This is an obvious lie, because if Mr Osborne and his ConDem colleagues were in any way serious about bringing down the deficit, they would cut expenditure on items which serve no British interests, with foreign aid being high on that list.
Instead, foreign aid is “ring fenced” and actually increased, along with other outrageous wastes such as billions spent on subsidising the European Union, untold billions spent propping up the immigration and asylum racket and even more billions pumped into illegal and immoral foreign wars.
Raising the VAT level will also hamper economic growth in Britain, a fact which has been confirmed by a number of British business organisations.
According to figures published by the Centre for Retail Research and online shopping group Kelkoo, retail sales will fall by about £2.2 billion within the following three months year as a result of the VAT increase.
The British Retail Consortium (BRC) in turn announced that its research had indicated that the traditional January sales period had been greatly shortened and affected by the introduction of the VAT increase.
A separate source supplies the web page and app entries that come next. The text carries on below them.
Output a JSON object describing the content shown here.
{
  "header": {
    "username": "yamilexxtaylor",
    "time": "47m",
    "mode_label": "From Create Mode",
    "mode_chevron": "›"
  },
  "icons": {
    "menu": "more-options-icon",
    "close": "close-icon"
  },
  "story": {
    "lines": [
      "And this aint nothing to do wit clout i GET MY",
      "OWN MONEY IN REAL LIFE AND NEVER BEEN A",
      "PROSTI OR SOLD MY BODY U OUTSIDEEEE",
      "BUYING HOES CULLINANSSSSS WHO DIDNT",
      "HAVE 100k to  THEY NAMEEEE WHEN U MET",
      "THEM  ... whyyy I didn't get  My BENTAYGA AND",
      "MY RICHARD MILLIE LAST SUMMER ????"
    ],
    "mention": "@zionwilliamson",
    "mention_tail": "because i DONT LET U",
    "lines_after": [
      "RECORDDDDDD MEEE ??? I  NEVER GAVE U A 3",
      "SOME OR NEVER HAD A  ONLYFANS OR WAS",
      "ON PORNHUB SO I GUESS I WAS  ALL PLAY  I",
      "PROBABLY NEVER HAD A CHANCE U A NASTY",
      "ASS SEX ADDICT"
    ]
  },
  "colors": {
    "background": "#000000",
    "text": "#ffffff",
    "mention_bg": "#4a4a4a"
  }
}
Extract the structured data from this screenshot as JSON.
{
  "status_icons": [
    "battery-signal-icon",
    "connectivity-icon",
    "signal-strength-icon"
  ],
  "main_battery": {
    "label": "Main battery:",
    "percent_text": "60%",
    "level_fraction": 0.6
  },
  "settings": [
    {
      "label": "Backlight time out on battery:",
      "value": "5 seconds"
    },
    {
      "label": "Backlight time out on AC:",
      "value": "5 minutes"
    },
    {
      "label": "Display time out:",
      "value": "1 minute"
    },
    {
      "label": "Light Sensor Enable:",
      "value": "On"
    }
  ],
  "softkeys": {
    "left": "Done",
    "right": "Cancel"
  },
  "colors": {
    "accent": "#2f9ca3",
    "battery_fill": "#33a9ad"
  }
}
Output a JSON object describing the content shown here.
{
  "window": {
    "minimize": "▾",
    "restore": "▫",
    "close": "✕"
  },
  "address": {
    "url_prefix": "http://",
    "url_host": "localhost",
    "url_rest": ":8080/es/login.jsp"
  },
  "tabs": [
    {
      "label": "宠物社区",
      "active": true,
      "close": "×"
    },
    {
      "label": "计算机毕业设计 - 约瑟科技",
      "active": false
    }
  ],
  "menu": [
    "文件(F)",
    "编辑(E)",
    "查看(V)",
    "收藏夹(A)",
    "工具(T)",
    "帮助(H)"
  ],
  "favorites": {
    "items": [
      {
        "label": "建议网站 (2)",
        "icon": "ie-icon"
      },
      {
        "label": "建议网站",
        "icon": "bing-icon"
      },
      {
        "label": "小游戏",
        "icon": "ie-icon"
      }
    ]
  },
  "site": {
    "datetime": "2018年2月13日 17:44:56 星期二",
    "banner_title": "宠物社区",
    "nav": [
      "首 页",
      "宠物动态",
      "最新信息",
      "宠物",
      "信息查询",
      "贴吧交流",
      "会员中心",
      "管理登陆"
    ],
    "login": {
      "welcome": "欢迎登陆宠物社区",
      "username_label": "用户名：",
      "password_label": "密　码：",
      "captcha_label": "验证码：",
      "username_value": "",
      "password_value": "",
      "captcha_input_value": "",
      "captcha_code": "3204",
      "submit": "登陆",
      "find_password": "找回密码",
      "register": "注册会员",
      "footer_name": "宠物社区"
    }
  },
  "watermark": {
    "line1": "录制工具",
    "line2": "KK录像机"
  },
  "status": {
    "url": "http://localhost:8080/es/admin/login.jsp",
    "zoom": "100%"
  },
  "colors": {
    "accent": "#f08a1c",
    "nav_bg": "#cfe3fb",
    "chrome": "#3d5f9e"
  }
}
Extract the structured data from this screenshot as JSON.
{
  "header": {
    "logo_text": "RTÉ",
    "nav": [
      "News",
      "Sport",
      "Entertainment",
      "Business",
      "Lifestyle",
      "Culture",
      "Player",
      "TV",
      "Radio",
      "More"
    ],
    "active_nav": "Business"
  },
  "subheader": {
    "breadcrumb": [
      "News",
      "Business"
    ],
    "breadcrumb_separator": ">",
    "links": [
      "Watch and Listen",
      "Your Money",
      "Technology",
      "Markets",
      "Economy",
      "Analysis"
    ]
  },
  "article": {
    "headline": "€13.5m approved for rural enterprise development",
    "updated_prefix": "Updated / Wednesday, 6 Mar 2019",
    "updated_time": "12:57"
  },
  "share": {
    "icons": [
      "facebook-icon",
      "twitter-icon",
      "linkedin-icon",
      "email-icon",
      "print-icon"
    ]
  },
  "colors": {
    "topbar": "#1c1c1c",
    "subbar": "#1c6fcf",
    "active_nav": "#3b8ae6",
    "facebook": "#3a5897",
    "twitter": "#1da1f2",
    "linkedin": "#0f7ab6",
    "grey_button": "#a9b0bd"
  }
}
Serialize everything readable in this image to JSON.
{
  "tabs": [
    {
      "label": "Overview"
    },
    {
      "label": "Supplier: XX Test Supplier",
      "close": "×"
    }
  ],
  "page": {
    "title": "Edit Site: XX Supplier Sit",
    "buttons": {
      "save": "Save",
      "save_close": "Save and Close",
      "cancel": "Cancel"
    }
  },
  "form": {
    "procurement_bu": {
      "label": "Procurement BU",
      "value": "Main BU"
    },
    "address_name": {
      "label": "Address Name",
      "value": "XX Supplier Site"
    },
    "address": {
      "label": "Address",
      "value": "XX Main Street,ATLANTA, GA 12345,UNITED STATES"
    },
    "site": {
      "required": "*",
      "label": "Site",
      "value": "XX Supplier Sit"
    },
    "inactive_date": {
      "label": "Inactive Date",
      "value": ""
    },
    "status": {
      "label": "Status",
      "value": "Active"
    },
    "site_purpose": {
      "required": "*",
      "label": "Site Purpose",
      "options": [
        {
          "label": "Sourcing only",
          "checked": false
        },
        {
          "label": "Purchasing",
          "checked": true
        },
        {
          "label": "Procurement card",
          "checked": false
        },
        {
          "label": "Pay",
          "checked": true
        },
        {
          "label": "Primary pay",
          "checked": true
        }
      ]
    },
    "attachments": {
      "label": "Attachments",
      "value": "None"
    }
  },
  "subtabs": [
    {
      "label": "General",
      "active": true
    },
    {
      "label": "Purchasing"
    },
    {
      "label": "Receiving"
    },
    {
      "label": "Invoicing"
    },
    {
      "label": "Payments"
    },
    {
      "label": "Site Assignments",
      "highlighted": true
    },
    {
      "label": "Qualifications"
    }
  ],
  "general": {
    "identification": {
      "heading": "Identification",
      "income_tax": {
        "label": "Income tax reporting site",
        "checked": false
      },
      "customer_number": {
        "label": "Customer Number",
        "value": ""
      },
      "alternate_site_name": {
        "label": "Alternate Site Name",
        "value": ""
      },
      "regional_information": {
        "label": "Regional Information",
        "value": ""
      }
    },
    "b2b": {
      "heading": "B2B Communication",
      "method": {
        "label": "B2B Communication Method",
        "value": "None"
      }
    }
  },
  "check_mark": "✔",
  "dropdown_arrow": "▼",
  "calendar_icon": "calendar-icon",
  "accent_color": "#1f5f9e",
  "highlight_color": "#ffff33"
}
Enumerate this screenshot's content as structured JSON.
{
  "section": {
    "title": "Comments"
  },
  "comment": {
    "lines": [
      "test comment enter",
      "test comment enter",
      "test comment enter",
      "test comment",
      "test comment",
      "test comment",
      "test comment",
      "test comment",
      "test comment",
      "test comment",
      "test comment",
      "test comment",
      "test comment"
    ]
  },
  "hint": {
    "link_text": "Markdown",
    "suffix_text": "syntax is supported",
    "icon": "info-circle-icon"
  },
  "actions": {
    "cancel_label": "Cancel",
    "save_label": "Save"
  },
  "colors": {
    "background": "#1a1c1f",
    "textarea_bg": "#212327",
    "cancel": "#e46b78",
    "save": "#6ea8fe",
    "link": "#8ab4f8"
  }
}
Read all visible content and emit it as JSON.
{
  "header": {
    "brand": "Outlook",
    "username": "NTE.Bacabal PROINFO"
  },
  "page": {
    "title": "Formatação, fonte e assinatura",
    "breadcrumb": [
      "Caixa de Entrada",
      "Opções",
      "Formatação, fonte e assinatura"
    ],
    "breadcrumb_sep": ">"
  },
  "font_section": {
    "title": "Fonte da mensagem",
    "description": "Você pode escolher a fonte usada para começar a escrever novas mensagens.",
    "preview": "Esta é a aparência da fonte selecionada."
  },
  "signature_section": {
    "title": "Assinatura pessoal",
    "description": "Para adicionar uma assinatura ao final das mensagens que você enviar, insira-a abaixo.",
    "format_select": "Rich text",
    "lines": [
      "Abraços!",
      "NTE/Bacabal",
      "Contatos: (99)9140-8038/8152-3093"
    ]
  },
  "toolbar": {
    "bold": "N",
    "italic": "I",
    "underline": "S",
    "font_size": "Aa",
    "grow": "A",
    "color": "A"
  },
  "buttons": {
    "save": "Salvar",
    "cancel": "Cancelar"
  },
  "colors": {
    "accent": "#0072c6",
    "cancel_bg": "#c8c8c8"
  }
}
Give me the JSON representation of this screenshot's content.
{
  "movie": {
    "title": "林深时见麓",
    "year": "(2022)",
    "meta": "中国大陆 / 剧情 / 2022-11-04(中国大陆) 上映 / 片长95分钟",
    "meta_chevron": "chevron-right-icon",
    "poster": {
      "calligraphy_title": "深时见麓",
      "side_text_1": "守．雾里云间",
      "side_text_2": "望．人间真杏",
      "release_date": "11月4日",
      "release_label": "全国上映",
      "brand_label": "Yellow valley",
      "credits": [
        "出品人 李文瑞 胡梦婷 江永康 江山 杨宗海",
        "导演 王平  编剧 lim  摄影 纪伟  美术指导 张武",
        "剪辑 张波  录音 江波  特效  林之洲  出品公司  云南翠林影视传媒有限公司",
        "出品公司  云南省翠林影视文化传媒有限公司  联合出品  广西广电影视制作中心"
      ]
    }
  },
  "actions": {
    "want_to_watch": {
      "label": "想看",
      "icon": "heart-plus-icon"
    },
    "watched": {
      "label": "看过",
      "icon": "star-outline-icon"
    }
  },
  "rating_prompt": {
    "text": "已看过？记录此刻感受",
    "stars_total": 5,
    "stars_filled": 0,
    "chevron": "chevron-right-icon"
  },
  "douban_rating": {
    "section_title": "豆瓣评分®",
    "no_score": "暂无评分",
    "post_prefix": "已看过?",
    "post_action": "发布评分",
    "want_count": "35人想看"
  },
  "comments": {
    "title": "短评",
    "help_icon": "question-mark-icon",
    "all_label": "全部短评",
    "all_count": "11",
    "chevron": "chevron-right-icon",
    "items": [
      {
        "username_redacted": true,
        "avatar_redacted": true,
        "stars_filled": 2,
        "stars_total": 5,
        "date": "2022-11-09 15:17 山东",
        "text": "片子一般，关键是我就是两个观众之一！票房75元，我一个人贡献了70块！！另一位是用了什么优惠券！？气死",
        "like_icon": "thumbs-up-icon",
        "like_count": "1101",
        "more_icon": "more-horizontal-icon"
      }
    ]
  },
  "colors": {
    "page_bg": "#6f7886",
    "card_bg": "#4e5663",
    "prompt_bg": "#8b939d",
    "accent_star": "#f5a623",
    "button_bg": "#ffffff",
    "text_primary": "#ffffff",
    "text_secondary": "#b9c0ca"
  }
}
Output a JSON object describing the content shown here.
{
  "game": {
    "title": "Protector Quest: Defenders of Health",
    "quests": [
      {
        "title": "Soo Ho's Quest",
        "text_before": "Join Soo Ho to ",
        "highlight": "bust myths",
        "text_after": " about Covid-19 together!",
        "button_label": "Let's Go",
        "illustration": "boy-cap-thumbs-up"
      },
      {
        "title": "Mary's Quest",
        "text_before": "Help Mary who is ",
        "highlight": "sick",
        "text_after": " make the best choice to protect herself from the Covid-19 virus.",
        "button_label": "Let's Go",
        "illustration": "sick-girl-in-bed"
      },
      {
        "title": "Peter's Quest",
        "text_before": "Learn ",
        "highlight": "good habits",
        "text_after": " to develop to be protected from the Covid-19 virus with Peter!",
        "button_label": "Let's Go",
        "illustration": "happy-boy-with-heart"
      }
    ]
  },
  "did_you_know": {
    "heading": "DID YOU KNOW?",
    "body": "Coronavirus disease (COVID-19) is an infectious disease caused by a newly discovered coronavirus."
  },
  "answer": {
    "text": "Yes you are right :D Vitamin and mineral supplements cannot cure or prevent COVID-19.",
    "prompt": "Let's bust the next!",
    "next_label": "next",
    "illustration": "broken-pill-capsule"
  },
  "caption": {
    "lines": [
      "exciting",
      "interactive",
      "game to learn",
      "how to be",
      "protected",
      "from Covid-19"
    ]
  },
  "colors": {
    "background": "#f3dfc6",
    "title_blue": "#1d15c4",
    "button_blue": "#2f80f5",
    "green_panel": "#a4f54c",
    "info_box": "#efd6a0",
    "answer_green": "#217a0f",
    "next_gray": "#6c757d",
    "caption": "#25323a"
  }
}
A BRC spokesman was quoted as saying that they expected to see “a very quiet period over the next few months" as transport, commodity prices, business rates and national insurance all start to rise as the taxpayers are called upon to try and salvage the disastrous effects of decades of Labour and Conservative mismanagement.
To make matters worse, economists at the Bank of England have private predicted that the VAT increase will further negatively impact upon the consumer prices index, which currently already stands at 3.3 percent, well above the Bank’s 2 percent target.
According to the economists’ predictions, the VAT increase is likely to push inflation to around 4 percent in the coming year, which will in turn hamper recovery efforts.
The contortions to which the ConDem regime and its Labour clones resort to try and “recover” from the economic disaster are as pathetic as they are stupid.
Getting the economy to recover can easily be achieved by simply cutting all unnecessary and wasteful expenditure (as listed above) and by rebuilding Britain’s manufacturing base to its former glory through protectionism against globalisation.